(DATA EXCERPTS)

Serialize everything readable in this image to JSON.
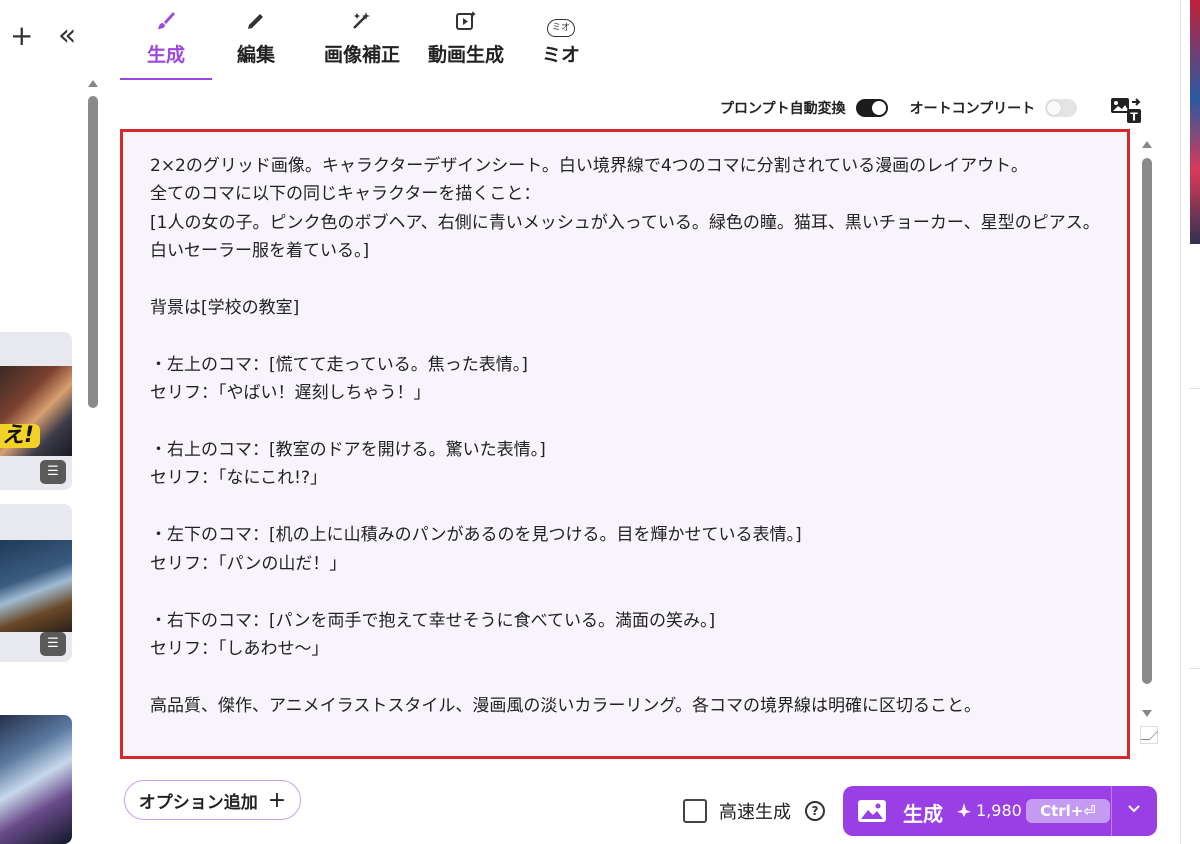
{
  "toolbar_left": {
    "add_icon": "plus-icon",
    "collapse_icon": "double-chevron-left-icon"
  },
  "tabs": [
    {
      "label": "生成",
      "icon": "brush-icon",
      "active": true
    },
    {
      "label": "編集",
      "icon": "pencil-icon",
      "active": false
    },
    {
      "label": "画像補正",
      "icon": "sparkle-wand-icon",
      "active": false
    },
    {
      "label": "動画生成",
      "icon": "video-sparkle-icon",
      "active": false
    },
    {
      "label": "ミオ",
      "icon": "mio-cat-icon",
      "icon_text": "ミオ",
      "active": false
    }
  ],
  "options": {
    "prompt_auto_convert": {
      "label": "プロンプト自動変換",
      "on": true
    },
    "autocomplete": {
      "label": "オートコンプリート",
      "on": false
    },
    "image_to_text_icon": "image-to-text-icon"
  },
  "prompt": {
    "text": "2×2のグリッド画像。キャラクターデザインシート。白い境界線で4つのコマに分割されている漫画のレイアウト。\n全てのコマに以下の同じキャラクターを描くこと：\n[1人の女の子。ピンク色のボブヘア、右側に青いメッシュが入っている。緑色の瞳。猫耳、黒いチョーカー、星型のピアス。白いセーラー服を着ている。]\n\n背景は[学校の教室]\n\n・左上のコマ：[慌てて走っている。焦った表情。]\nセリフ：「やばい！遅刻しちゃう！」\n\n・右上のコマ：[教室のドアを開ける。驚いた表情。]\nセリフ：「なにこれ!?」\n\n・左下のコマ：[机の上に山積みのパンがあるのを見つける。目を輝かせている表情。]\nセリフ：「パンの山だ！」\n\n・右下のコマ：[パンを両手で抱えて幸せそうに食べている。満面の笑み。]\nセリフ：「しあわせ～」\n\n高品質、傑作、アニメイラストスタイル、漫画風の淡いカラーリング。各コマの境界線は明確に区切ること。"
  },
  "bottom": {
    "option_add_label": "オプション追加",
    "fast_gen_label": "高速生成",
    "fast_gen_checked": false,
    "help_icon": "question-circle-icon",
    "generate_label": "生成",
    "credits": "1,980",
    "shortcut": "Ctrl+⏎",
    "dropdown_icon": "chevron-down-icon"
  },
  "thumbnails": [
    {
      "icon": "comment-icon",
      "burst_text": "え!"
    },
    {
      "icon": "comment-icon"
    },
    {
      "icon": ""
    }
  ],
  "colors": {
    "accent": "#9a3ee6",
    "highlight_border": "#d42a2a",
    "prompt_bg": "#f8f4fc"
  }
}
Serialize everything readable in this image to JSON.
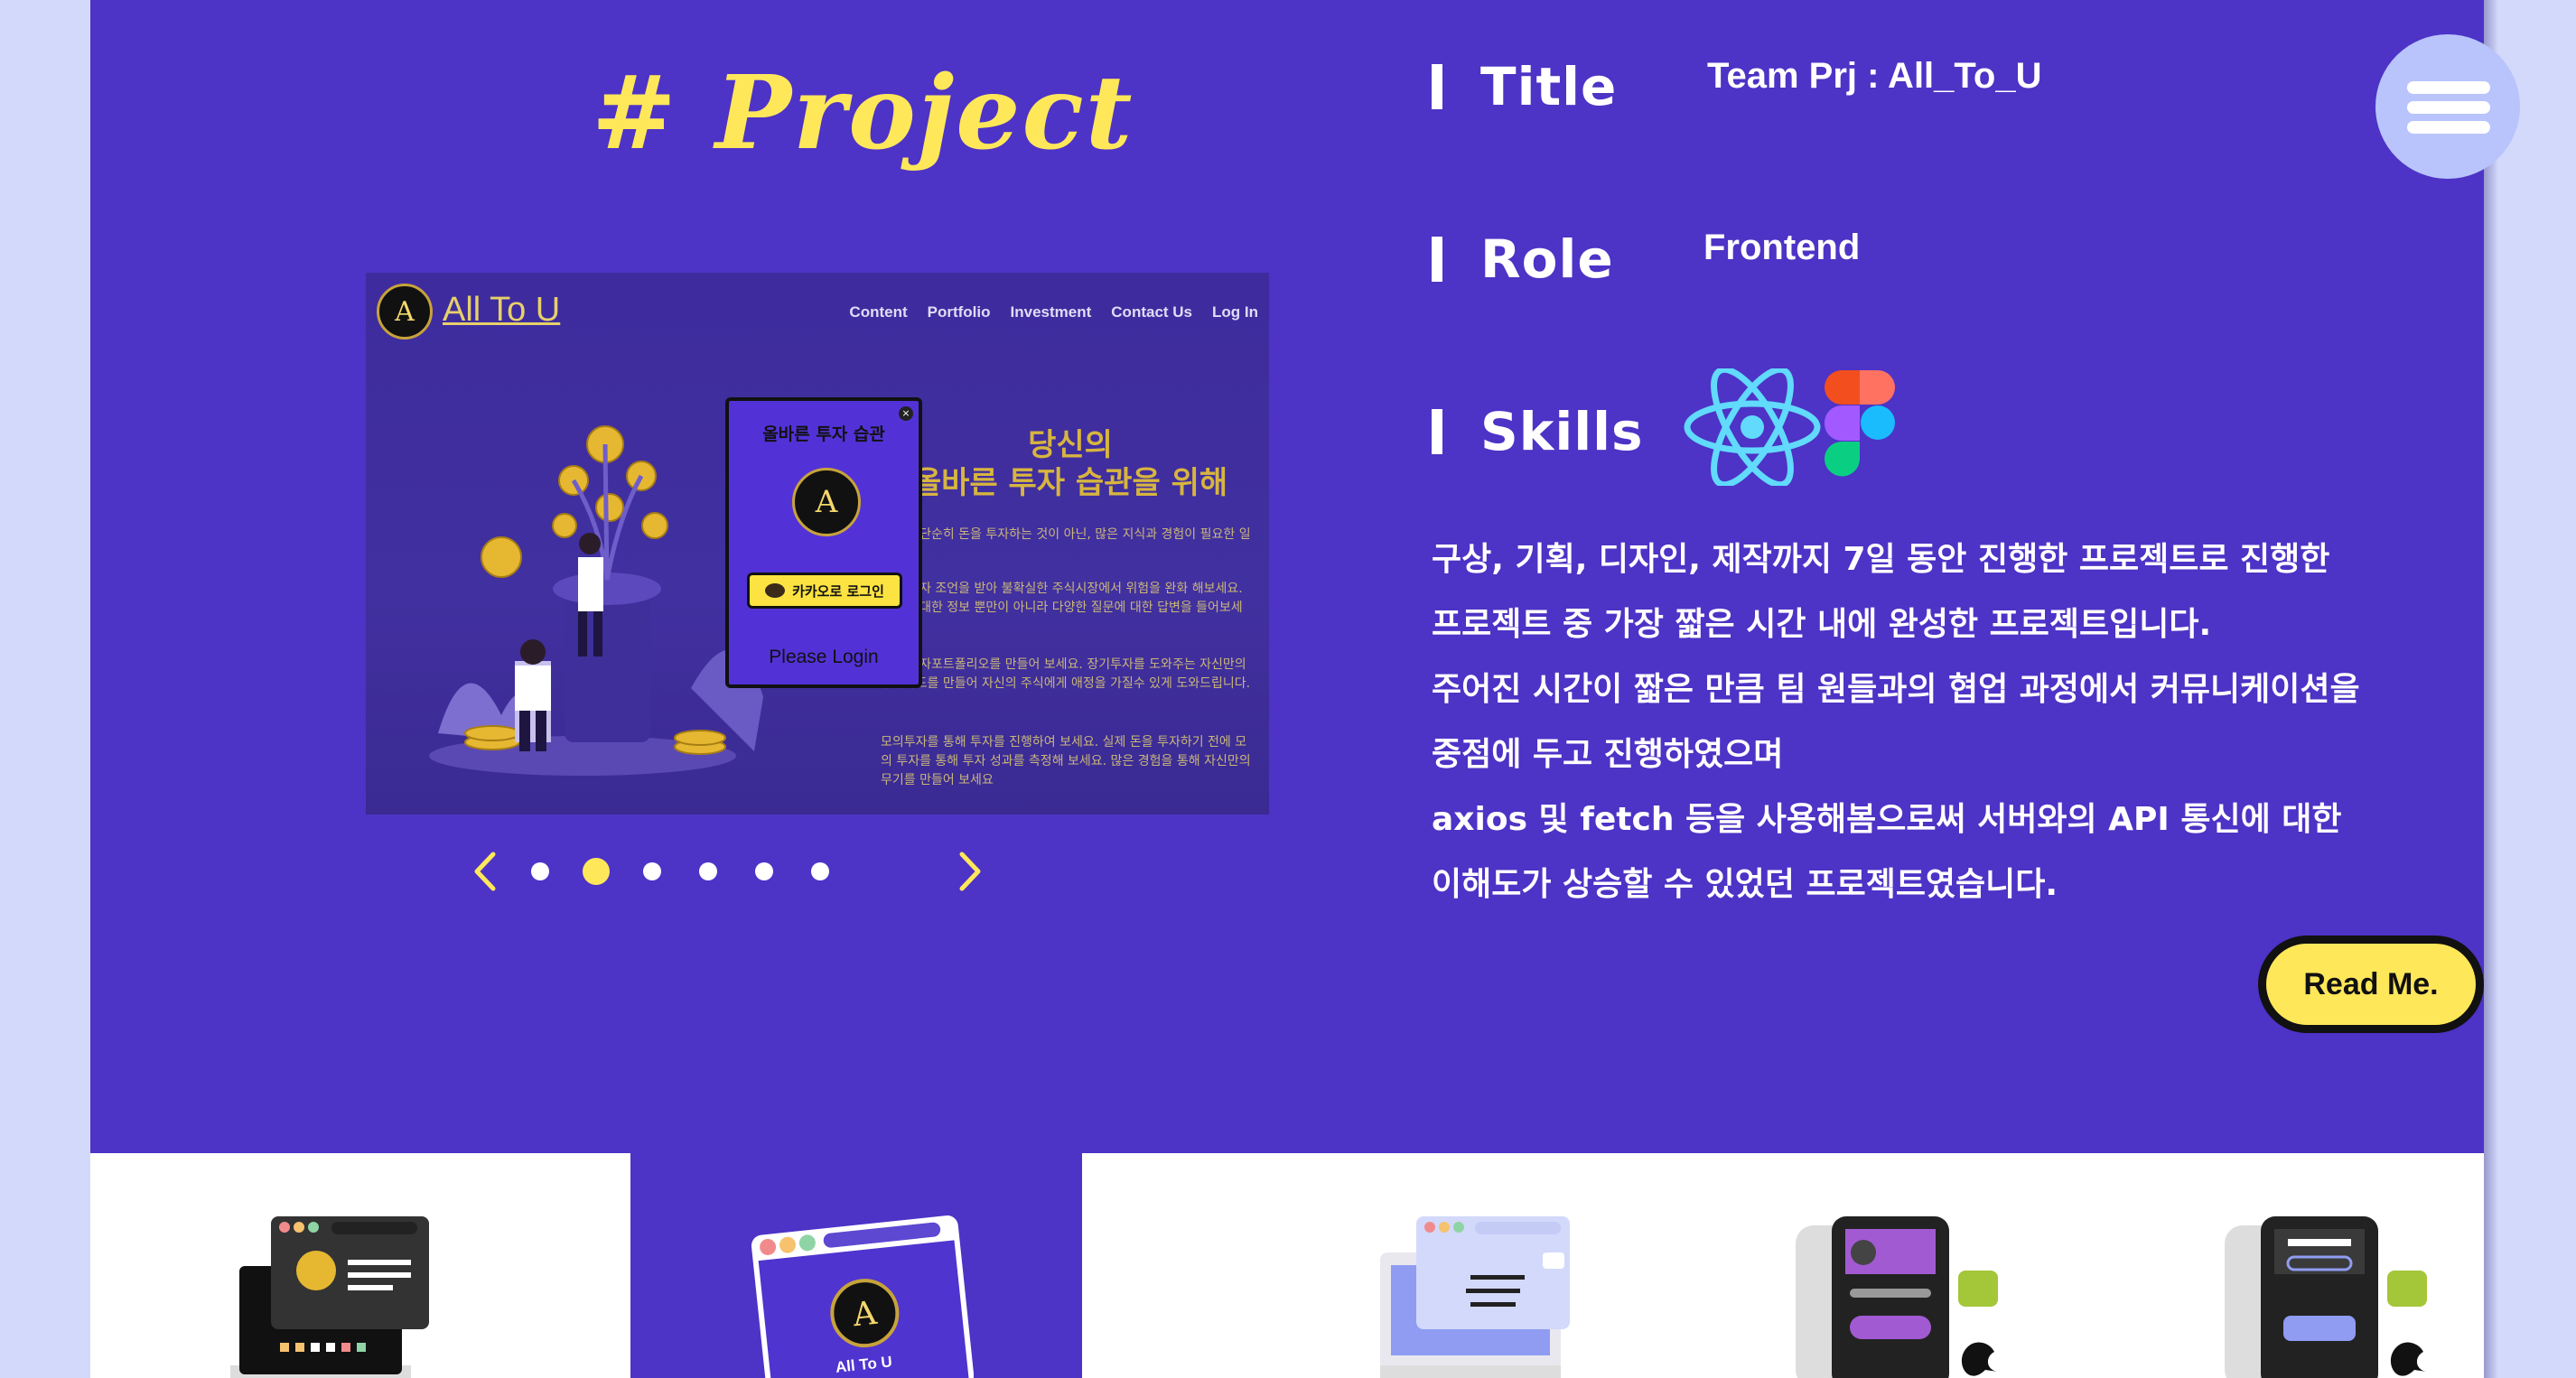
{
  "project": {
    "heading": "# Project",
    "screenshot": {
      "logo_letter": "A",
      "brand": "All To U",
      "nav": [
        "Content",
        "Portfolio",
        "Investment",
        "Contact Us",
        "Log In"
      ],
      "headline_1": "당신의",
      "headline_2": "올바른 투자 습관을 위해",
      "paragraphs": [
        "투자는 단순히 돈을 투자하는 것이 아닌, 많은 지식과 경험이 필요한 일입니다.",
        "전문 투자 조언을 받아 불확실한 주식시장에서 위험을 완화 해보세요. 기업에 대한 정보 뿐만이 아니라 다양한 질문에 대한 답변을 들어보세요.",
        "나의 투자포트폴리오를 만들어 보세요. 장기투자를 도와주는 자신만의 주식카드를 만들어 자신의 주식에게 애정을 가질수 있게 도와드립니다.",
        "모의투자를 통해 투자를 진행하여 보세요. 실제 돈을 투자하기 전에 모의 투자를 통해 투자 성과를 측정해 보세요. 많은 경험을 통해 자신만의 무기를 만들어 보세요"
      ],
      "modal": {
        "title": "올바른 투자 습관",
        "close": "×",
        "logo_letter": "A",
        "kakao_label": "카카오로 로그인",
        "login_label": "Please Login"
      }
    },
    "carousel": {
      "dot_count": 6,
      "active_index": 1
    },
    "title_label": "Title",
    "title_value": "Team Prj : All_To_U",
    "role_label": "Role",
    "role_value": "Frontend",
    "skills_label": "Skills",
    "skills_icons": [
      "react-icon",
      "figma-icon"
    ],
    "description": [
      "구상, 기획, 디자인, 제작까지 7일 동안 진행한 프로젝트로 진행한",
      "프로젝트 중 가장 짧은 시간 내에 완성한 프로젝트입니다.",
      "주어진 시간이 짧은 만큼 팀 원들과의 협업 과정에서 커뮤니케이션을",
      "중점에 두고 진행하였으며",
      "axios 및 fetch 등을 사용해봄으로써 서버와의 API 통신에 대한",
      "이해도가 상승할 수 있었던 프로젝트였습니다."
    ],
    "read_more": "Read Me."
  },
  "bottom_thumbs": [
    {
      "icon": "browser-window-icon",
      "active": false
    },
    {
      "icon": "all-to-u-icon",
      "caption": "All To U",
      "active": true
    },
    {
      "icon": "browser-message-icon",
      "active": false
    },
    {
      "icon": "android-ios-app-icon",
      "active": false
    },
    {
      "icon": "android-ios-app-icon",
      "active": false
    }
  ],
  "colors": {
    "page_bg": "#4d33c6",
    "accent_yellow": "#ffe75a",
    "outer_bg": "#d3d9fb",
    "menu_btn": "#b8c4fb"
  }
}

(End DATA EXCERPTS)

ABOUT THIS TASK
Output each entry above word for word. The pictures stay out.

EXERCISE ANSWER
Serialize everything readable in this image to JSON.
{
  "toolbar_left": {
    "add_icon": "plus-icon",
    "collapse_icon": "double-chevron-left-icon"
  },
  "tabs": [
    {
      "label": "生成",
      "icon": "brush-icon",
      "active": true
    },
    {
      "label": "編集",
      "icon": "pencil-icon",
      "active": false
    },
    {
      "label": "画像補正",
      "icon": "sparkle-wand-icon",
      "active": false
    },
    {
      "label": "動画生成",
      "icon": "video-sparkle-icon",
      "active": false
    },
    {
      "label": "ミオ",
      "icon": "mio-cat-icon",
      "icon_text": "ミオ",
      "active": false
    }
  ],
  "options": {
    "prompt_auto_convert": {
      "label": "プロンプト自動変換",
      "on": true
    },
    "autocomplete": {
      "label": "オートコンプリート",
      "on": false
    },
    "image_to_text_icon": "image-to-text-icon"
  },
  "prompt": {
    "text": "2×2のグリッド画像。キャラクターデザインシート。白い境界線で4つのコマに分割されている漫画のレイアウト。\n全てのコマに以下の同じキャラクターを描くこと：\n[1人の女の子。ピンク色のボブヘア、右側に青いメッシュが入っている。緑色の瞳。猫耳、黒いチョーカー、星型のピアス。白いセーラー服を着ている。]\n\n背景は[学校の教室]\n\n・左上のコマ：[慌てて走っている。焦った表情。]\nセリフ：「やばい！遅刻しちゃう！」\n\n・右上のコマ：[教室のドアを開ける。驚いた表情。]\nセリフ：「なにこれ!?」\n\n・左下のコマ：[机の上に山積みのパンがあるのを見つける。目を輝かせている表情。]\nセリフ：「パンの山だ！」\n\n・右下のコマ：[パンを両手で抱えて幸せそうに食べている。満面の笑み。]\nセリフ：「しあわせ～」\n\n高品質、傑作、アニメイラストスタイル、漫画風の淡いカラーリング。各コマの境界線は明確に区切ること。"
  },
  "bottom": {
    "option_add_label": "オプション追加",
    "fast_gen_label": "高速生成",
    "fast_gen_checked": false,
    "help_icon": "question-circle-icon",
    "generate_label": "生成",
    "credits": "1,980",
    "shortcut": "Ctrl+⏎",
    "dropdown_icon": "chevron-down-icon"
  },
  "thumbnails": [
    {
      "icon": "comment-icon",
      "burst_text": "え!"
    },
    {
      "icon": "comment-icon"
    },
    {
      "icon": ""
    }
  ],
  "colors": {
    "accent": "#9a3ee6",
    "highlight_border": "#d42a2a",
    "prompt_bg": "#f8f4fc"
  }
}
Serialize everything readable in this image to JSON.
{
  "project": {
    "heading": "# Project",
    "screenshot": {
      "logo_letter": "A",
      "brand": "All To U",
      "nav": [
        "Content",
        "Portfolio",
        "Investment",
        "Contact Us",
        "Log In"
      ],
      "headline_1": "당신의",
      "headline_2": "올바른 투자 습관을 위해",
      "paragraphs": [
        "투자는 단순히 돈을 투자하는 것이 아닌, 많은 지식과 경험이 필요한 일입니다.",
        "전문 투자 조언을 받아 불확실한 주식시장에서 위험을 완화 해보세요. 기업에 대한 정보 뿐만이 아니라 다양한 질문에 대한 답변을 들어보세요.",
        "나의 투자포트폴리오를 만들어 보세요. 장기투자를 도와주는 자신만의 주식카드를 만들어 자신의 주식에게 애정을 가질수 있게 도와드립니다.",
        "모의투자를 통해 투자를 진행하여 보세요. 실제 돈을 투자하기 전에 모의 투자를 통해 투자 성과를 측정해 보세요. 많은 경험을 통해 자신만의 무기를 만들어 보세요"
      ],
      "modal": {
        "title": "올바른 투자 습관",
        "close": "×",
        "logo_letter": "A",
        "kakao_label": "카카오로 로그인",
        "login_label": "Please Login"
      }
    },
    "carousel": {
      "dot_count": 6,
      "active_index": 1
    },
    "title_label": "Title",
    "title_value": "Team Prj : All_To_U",
    "role_label": "Role",
    "role_value": "Frontend",
    "skills_label": "Skills",
    "skills_icons": [
      "react-icon",
      "figma-icon"
    ],
    "description": [
      "구상, 기획, 디자인, 제작까지 7일 동안 진행한 프로젝트로 진행한",
      "프로젝트 중 가장 짧은 시간 내에 완성한 프로젝트입니다.",
      "주어진 시간이 짧은 만큼 팀 원들과의 협업 과정에서 커뮤니케이션을",
      "중점에 두고 진행하였으며",
      "axios 및 fetch 등을 사용해봄으로써 서버와의 API 통신에 대한",
      "이해도가 상승할 수 있었던 프로젝트였습니다."
    ],
    "read_more": "Read Me."
  },
  "bottom_thumbs": [
    {
      "icon": "browser-window-icon",
      "active": false
    },
    {
      "icon": "all-to-u-icon",
      "caption": "All To U",
      "active": true
    },
    {
      "icon": "browser-message-icon",
      "active": false
    },
    {
      "icon": "android-ios-app-icon",
      "active": false
    },
    {
      "icon": "android-ios-app-icon",
      "active": false
    }
  ],
  "colors": {
    "page_bg": "#4d33c6",
    "accent_yellow": "#ffe75a",
    "outer_bg": "#d3d9fb",
    "menu_btn": "#b8c4fb"
  }
}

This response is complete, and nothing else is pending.